Vancouver: Vancouver is a major port and Canada's third largest city. It is situated in the southwest of the province, overlooking the Burrard Inlet on the Pacific and backed by the Coastal Range of mountains. There are many beaches (all are public,) the most famous being Wreck Beach, near the university. Downtown Vancouver has the second largest Chinese quarter in North America, celebrated by the new Chinese Cultural Center. Gastown, the reconstructed old Center of Vancouver, is a pleasant array of cobblestone streets, cafés and shops. The traditions of the large German and Ukrainian populations are reflected in the proliferation of ethnic shops and restaurants there.
Of the several museums and galleries, most notable are the Centennial Museum, H. R. MacMillan Planetarium , University of British Columbia's Museum of Anthropology (housing excellent examples of northwest First Nation art and artifacts), Vancouver Art Gallery, Science World (including four galleries of hands-on exhibits) and the Maritime Museum .
More points of interest are Stanley Park, Vancouver Aquarium, the newly-opened Downtown Historic Railway, and the Grouse Mountain Skyride on the north shore. The latter offers views of the city and the fjords of the Pacific coast from 1211m (3974ft). Vancouver is also a comparatively young city with the large University of British Columbia campus. A visit to the extensive Botanical Gardens of the university is recommended.
During the summer Whistler, just north of Vancouver, is a delight for naturalists. In the winter, however, it is the most popular ski resort on the west coast offering an award-winning design with first-class hotels and restaurants. In addition to more than 100 varied ski runs covering two enormous mountains, it has facilities for golf, windsurfing, tennis, mountain biking, river rafting, horse back riding, hiking, gondola and chairlift rides, as well as shopping and cultural entertainment.
Ferries to Vancouver Island pass through the spectacular Gulf Islands.
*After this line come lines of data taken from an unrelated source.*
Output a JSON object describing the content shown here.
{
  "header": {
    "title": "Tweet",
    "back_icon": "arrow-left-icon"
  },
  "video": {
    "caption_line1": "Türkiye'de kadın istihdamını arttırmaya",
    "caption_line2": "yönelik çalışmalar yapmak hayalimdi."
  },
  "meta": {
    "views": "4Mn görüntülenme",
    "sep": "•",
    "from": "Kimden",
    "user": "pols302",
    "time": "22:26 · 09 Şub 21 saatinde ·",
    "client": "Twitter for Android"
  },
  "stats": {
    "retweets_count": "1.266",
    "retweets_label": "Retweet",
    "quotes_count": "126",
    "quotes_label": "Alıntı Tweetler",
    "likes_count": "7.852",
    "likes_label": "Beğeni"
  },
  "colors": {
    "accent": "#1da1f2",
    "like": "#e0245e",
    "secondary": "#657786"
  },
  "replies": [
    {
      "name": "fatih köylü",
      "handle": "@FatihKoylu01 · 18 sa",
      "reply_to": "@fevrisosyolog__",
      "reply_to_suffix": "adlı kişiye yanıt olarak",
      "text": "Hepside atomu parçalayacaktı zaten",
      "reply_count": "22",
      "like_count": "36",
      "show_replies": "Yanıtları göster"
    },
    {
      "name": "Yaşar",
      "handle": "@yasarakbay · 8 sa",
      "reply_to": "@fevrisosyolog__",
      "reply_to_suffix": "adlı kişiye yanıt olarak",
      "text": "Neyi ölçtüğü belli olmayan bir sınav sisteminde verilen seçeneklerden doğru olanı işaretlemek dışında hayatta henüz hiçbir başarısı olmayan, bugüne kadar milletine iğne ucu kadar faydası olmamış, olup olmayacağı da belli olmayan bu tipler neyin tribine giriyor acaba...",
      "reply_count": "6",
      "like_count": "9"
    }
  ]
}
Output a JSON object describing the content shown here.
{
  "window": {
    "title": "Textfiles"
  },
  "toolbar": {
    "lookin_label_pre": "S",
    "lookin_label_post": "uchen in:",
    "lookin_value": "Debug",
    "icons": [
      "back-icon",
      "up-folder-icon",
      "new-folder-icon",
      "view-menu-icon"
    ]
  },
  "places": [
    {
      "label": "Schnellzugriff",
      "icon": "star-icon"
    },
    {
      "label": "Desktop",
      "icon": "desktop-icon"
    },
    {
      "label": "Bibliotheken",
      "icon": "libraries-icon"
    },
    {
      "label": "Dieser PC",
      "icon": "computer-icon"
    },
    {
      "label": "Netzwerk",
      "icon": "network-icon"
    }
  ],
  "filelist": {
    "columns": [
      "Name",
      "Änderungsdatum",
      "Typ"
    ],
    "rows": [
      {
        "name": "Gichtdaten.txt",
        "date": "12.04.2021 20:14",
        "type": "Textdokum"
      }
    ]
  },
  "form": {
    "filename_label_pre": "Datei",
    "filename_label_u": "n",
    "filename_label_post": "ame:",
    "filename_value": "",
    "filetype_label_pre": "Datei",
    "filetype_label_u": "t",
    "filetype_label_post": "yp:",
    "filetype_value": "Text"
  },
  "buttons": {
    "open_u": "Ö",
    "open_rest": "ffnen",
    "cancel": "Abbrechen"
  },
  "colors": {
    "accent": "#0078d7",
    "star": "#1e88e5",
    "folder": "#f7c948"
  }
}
A variety of tours and charter boats are available for island-hopping excursions.
In the east of the province, high in the Rocky Mountains, the huge wilderness areas of Yoho, Kootenay and Glacier National Parks. Here, hiking, angling and rafting trips as well as excellent winter sports facilities are in available. Nearby are the hot-spring resorts of Radium and Fairmont along with the Fort Steel Heritage Park, which celebrates the rich Canadian history of pioneer days. North of the rich angling and ranching country of the Cariboo Chilcotin Coast lay vast tracts of untamed lakes, forest and wilderness stretching to the border with the Yukon and Northwest Territories. Some sporting resorts in this area are accessible only by air. Queen Charlotte Islands, reached by ferry from Prince Rupert in the far northwest, is an adventurous side-trip with good fishing opportunities. Another good wilderness route is the Alaska Highway , running through Prince George, Dawson Creek and Fort St John in the northeast. This former fur-trading trail gives good access to the provincial parks of Stone Mountain and Muncho Lake , which provide basic amenities for striking out into this rugged terrain. Both the scenery and the sporting opportunities en route are excellent.